**Task item:**
Which lines run from the one containing "Convert this screenshot" through the end of the material? Reproduce them exactly.

===== Exercise inputs =====

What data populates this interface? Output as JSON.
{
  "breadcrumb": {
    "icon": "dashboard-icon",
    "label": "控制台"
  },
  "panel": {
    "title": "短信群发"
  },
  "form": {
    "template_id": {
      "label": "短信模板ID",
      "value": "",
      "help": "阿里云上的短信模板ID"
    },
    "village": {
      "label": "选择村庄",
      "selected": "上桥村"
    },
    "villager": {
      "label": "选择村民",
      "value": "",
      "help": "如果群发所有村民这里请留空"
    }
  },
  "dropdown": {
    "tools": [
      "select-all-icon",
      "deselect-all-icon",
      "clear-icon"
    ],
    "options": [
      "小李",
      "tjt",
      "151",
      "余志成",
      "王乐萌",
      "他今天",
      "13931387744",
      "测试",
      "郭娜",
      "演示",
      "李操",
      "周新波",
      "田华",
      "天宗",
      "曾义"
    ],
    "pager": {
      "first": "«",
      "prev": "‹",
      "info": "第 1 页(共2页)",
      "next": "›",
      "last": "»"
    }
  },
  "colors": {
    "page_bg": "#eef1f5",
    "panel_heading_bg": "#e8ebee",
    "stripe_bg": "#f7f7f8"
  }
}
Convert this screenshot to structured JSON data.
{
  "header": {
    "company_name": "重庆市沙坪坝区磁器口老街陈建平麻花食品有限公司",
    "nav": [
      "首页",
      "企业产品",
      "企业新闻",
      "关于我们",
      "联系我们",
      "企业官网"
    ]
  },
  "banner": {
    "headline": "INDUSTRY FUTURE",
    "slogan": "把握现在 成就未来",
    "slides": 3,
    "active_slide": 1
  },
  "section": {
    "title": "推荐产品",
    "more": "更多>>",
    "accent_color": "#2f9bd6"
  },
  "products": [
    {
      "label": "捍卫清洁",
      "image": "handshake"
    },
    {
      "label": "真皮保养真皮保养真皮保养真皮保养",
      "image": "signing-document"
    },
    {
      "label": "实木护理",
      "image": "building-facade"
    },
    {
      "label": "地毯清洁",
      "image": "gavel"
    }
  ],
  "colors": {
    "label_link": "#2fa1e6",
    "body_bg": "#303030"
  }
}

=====

**Task output:**
Convert this screenshot to structured JSON data.
{
  "header": {
    "company_name": "重庆市沙坪坝区磁器口老街陈建平麻花食品有限公司",
    "nav": [
      "首页",
      "企业产品",
      "企业新闻",
      "关于我们",
      "联系我们",
      "企业官网"
    ]
  },
  "banner": {
    "headline": "INDUSTRY FUTURE",
    "slogan": "把握现在 成就未来",
    "slides": 3,
    "active_slide": 1
  },
  "section": {
    "title": "推荐产品",
    "more": "更多>>",
    "accent_color": "#2f9bd6"
  },
  "products": [
    {
      "label": "捍卫清洁",
      "image": "handshake"
    },
    {
      "label": "真皮保养真皮保养真皮保养真皮保养",
      "image": "signing-document"
    },
    {
      "label": "实木护理",
      "image": "building-facade"
    },
    {
      "label": "地毯清洁",
      "image": "gavel"
    }
  ],
  "colors": {
    "label_link": "#2fa1e6",
    "body_bg": "#303030"
  }
}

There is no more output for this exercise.